▽
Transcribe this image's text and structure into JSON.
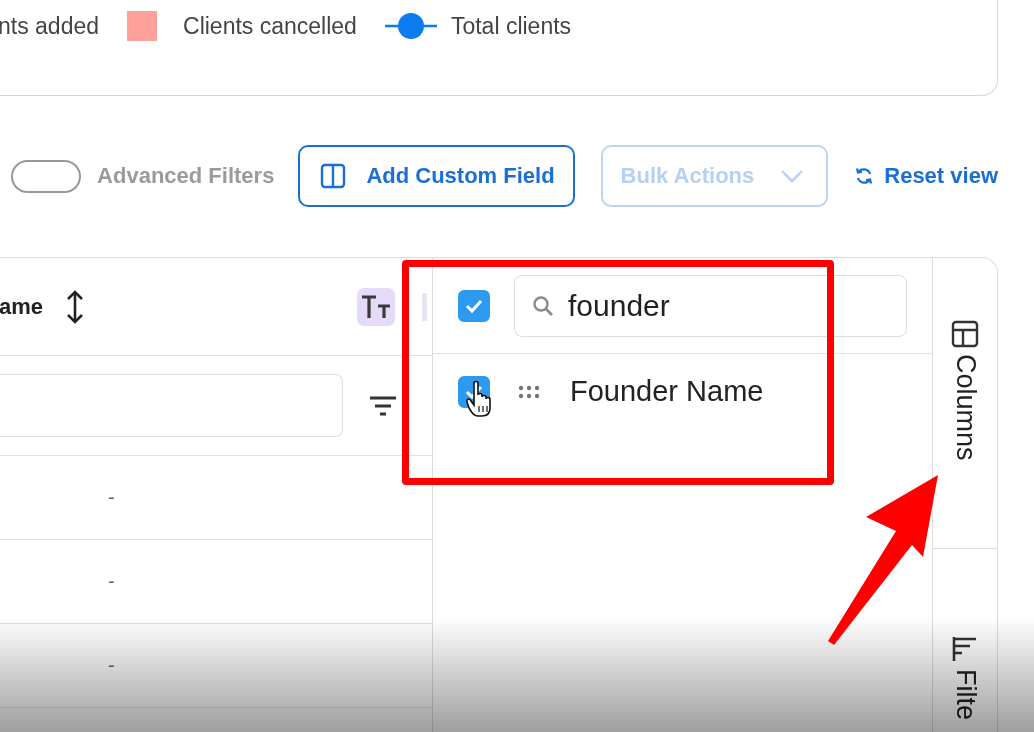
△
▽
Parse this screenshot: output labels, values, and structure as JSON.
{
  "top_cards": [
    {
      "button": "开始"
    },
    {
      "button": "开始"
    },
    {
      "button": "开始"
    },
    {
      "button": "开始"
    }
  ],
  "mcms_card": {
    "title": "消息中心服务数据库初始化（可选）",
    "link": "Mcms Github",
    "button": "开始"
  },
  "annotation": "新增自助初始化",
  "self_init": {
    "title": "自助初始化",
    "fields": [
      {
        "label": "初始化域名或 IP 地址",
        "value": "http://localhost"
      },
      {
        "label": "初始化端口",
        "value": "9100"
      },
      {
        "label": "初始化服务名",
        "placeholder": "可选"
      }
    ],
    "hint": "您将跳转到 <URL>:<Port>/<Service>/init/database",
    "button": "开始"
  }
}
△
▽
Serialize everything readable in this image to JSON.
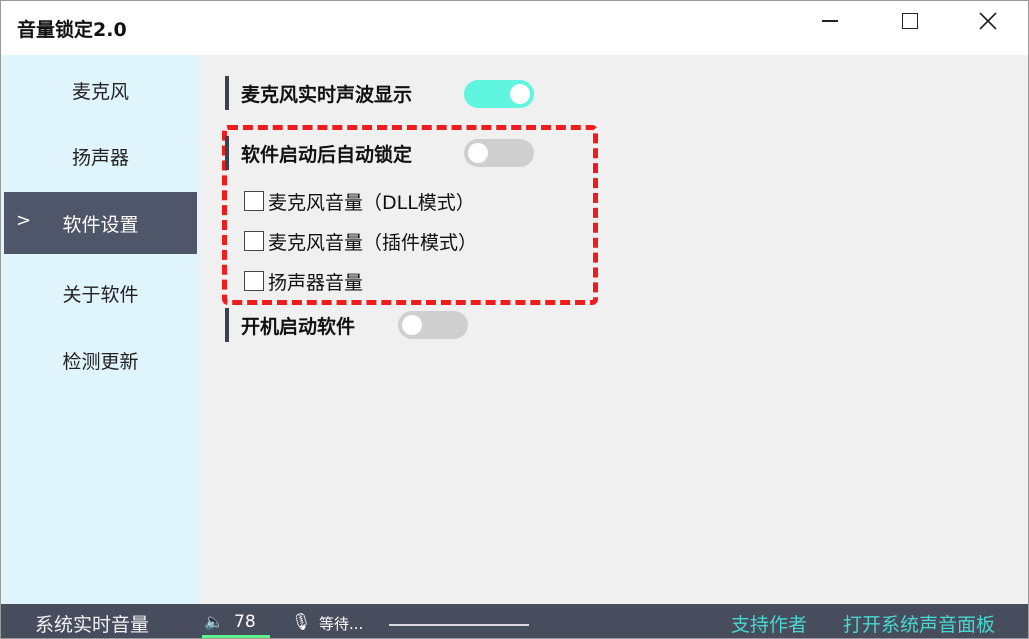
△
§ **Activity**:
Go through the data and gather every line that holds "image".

§ **Response for this exercise**:
Transcribe this image's text and structure into JSON.
Serialize everything readable in this image to JSON.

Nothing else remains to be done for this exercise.